Daniel Noffsinger - Tuesday, September 08, 2015

The fourth amendment of the U.S. Constitution protects us from unreasonable searches and seizures by the government. This protection extends to our cell phones. In late June 2015 the U.S. Supreme Court in Riley v. California, unanimously ruled that the police need a warrant to search the cell phones of people they arrest. Here in Colorado, we also look to People v. Taylor, a 2012 Court of Appeals case, which permits the search of cell phone records by the police of people they arrest at the time of or “incident to the arrest,” to complete the analysis of permissible criminal searches of cell phones.

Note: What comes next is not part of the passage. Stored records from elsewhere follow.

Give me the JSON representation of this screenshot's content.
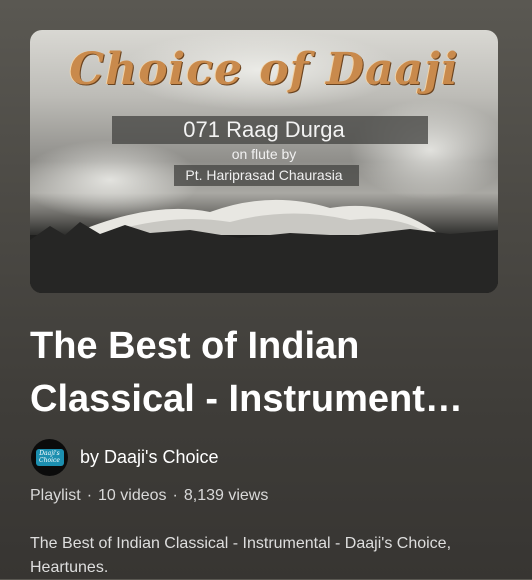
{
  "thumbnail": {
    "title_text": "Choice of Daaji",
    "raag": "071 Raag Durga",
    "instrument": "on flute by",
    "artist": "Pt. Hariprasad Chaurasia"
  },
  "playlist": {
    "title": "The Best of Indian Classical - Instrument…",
    "channel": "by Daaji's Choice",
    "type": "Playlist",
    "video_count": "10 videos",
    "views": "8,139 views",
    "description": "The Best of Indian Classical - Instrumental - Daaji's Choice, Heartunes."
  },
  "avatar": {
    "text": "Daaji's Choice",
    "color": "#1c8fb0"
  }
}
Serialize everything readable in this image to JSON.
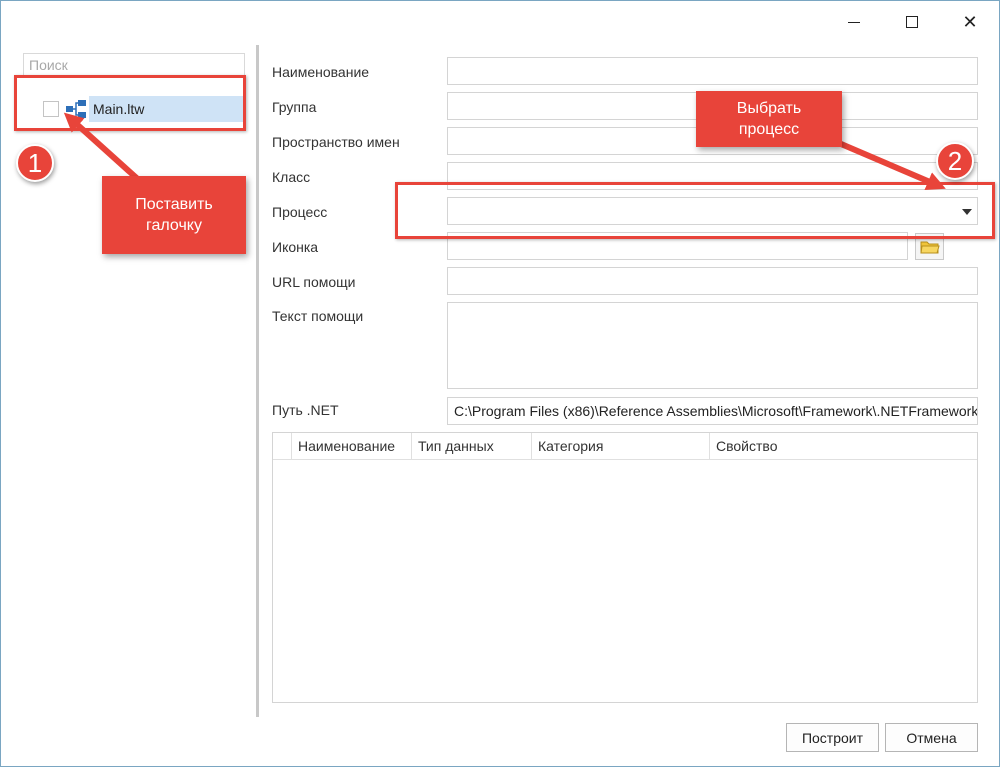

So, the question for us then is, “When can the police search our cell phones?” The short answer is, if you consent to a search, the police do not need a warrant and can search your phone until you tell them to stop. The longer answer is, if police have probable cause to believe there is incriminating evidence on the cell phone that is under immediate threat of destruction, they can immediately search it without a warrant.

Cell phones contain an extraordinary amount of information, as Chief Justice John Roberts writes in Riley,

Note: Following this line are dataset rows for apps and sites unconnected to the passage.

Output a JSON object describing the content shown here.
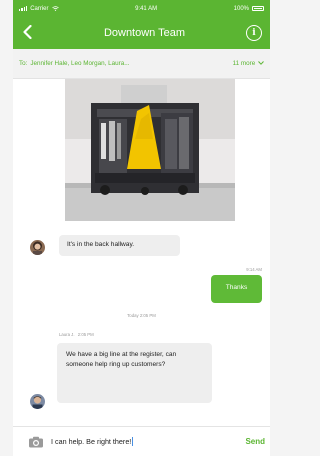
{
  "status_bar": {
    "carrier": "Carrier",
    "time": "9:41 AM",
    "battery": "100%"
  },
  "nav": {
    "title": "Downtown Team",
    "back_icon": "chevron-left-icon",
    "info_icon": "info-icon"
  },
  "recipients": {
    "label": "To:",
    "names": "Jennifer Hale, Leo Morgan, Laura...",
    "more": "11 more"
  },
  "messages": [
    {
      "direction": "in",
      "text": "It's in the back hallway."
    },
    {
      "direction": "out",
      "timestamp": "9:14 AM",
      "text": "Thanks"
    },
    {
      "type": "divider",
      "text": "Today 2:05 PM"
    },
    {
      "direction": "in",
      "sender": "Laura J.",
      "time": "2:05 PM",
      "text": "We have a big line at the register, can someone help ring up customers?"
    }
  ],
  "composer": {
    "value": "I can help. Be right there!",
    "send_label": "Send",
    "camera_icon": "camera-icon"
  },
  "colors": {
    "brand": "#5bb532",
    "incoming_bubble": "#eeeeee",
    "outgoing_bubble": "#5fba37"
  }
}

The storage capacity of cell phones has several interrelated consequences for privacy. First, a cell phone collects in one place many distinct types of information—an address, a note, a prescription, a bank statement, a video— that reveal much more in combination than any isolated record. Second, a cell phone’s capacity allows even just one type of information to convey far more than previously possible. The sum of an individual’s private life can be reconstructed through a thousand photographs labeled with dates, locations, and descriptions; the same cannot be said of a photograph or two of loved ones tucked into a wallet. Third, the data on a phone can date back to the purchase of the phone, or even earlier. A person might carry in his pocket a slip of paper reminding him to call Mr. Jones; he would not carry a record of all his communications with Mr. Jones for the past several months, as would routinely be kept on a phone.

Traditionally, the U.S. Supreme Court has held that people have no reasonable expectation of privacy to information they show to third parties, and so no warrant is required to obtain that information. Justice Sandra Sotomayor, in an earlier decision, suggests that “it may be necessary to reconsider the premise . . . This approach is ill suited to the digital age, in which people reveal a great deal of information about themselves to third parties in the course of carrying out mundane tasks,” like dialing phone numbers, visiting websites, and purchasing books and medications online.

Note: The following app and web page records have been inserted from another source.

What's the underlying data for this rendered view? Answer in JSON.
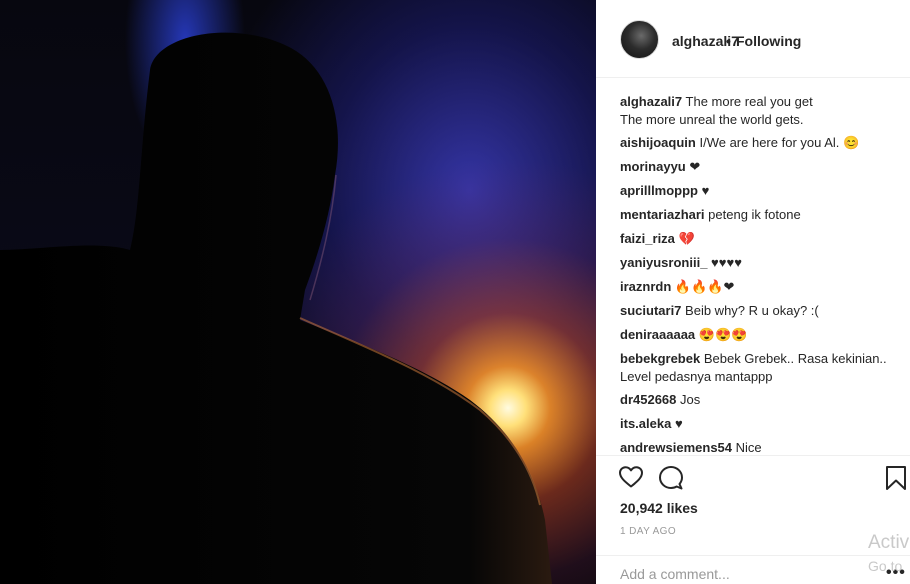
{
  "post": {
    "username": "alghazali7",
    "dot": "•",
    "follow_state": "Following",
    "caption_user": "alghazali7",
    "caption_line1": "The more real you get",
    "caption_line2": "The more unreal the world gets."
  },
  "comments": [
    {
      "user": "aishijoaquin",
      "text": "I/We are here for you Al. 😊"
    },
    {
      "user": "morinayyu",
      "text": "❤"
    },
    {
      "user": "aprilllmoppp",
      "text": "♥"
    },
    {
      "user": "mentariazhari",
      "text": "peteng ik fotone"
    },
    {
      "user": "faizi_riza",
      "text": "💔"
    },
    {
      "user": "yaniyusroniii_",
      "text": "♥♥♥♥"
    },
    {
      "user": "iraznrdn",
      "text": "🔥🔥🔥❤"
    },
    {
      "user": "suciutari7",
      "text": "Beib why? R u okay? :("
    },
    {
      "user": "deniraaaaaa",
      "text": "😍😍😍"
    },
    {
      "user": "bebekgrebek",
      "text": "Bebek Grebek.. Rasa kekinian..",
      "text2": "Level pedasnya mantappp"
    },
    {
      "user": "dr452668",
      "text": "Jos"
    },
    {
      "user": "its.aleka",
      "text": "♥"
    },
    {
      "user": "andrewsiemens54",
      "text": "Nice"
    }
  ],
  "likes": "20,942 likes",
  "time_ago": "1 DAY AGO",
  "comment_input": {
    "placeholder": "Add a comment..."
  },
  "more_label": "•••",
  "watermark": {
    "line1": "Activ",
    "line2": "Go to"
  },
  "icons": {
    "like": "heart-outline-icon",
    "comment": "speech-bubble-icon",
    "save": "bookmark-icon"
  },
  "colors": {
    "heart_red": "#ed2d3f",
    "text": "#262626",
    "muted": "#999999",
    "divider": "#efefef"
  }
}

The bottom line: Given all the personal details that modern cell phones can reveal, the police must get a warrant before searching them.

Contact a Colorado Springs Criminal Defense Attorney

Call, email, or stop by Noffsinger Law and receive a free consultation if you or someone you know has been arrested or is being charged with a crime. Our office is located at 545 E. Pikes Peak Avenue, Suite 205, Colorado Springs, Colorado. We are open weekdays Monday through Thursday from 8:00am to 5:00pm and Friday from 8:00am to 3:00pm.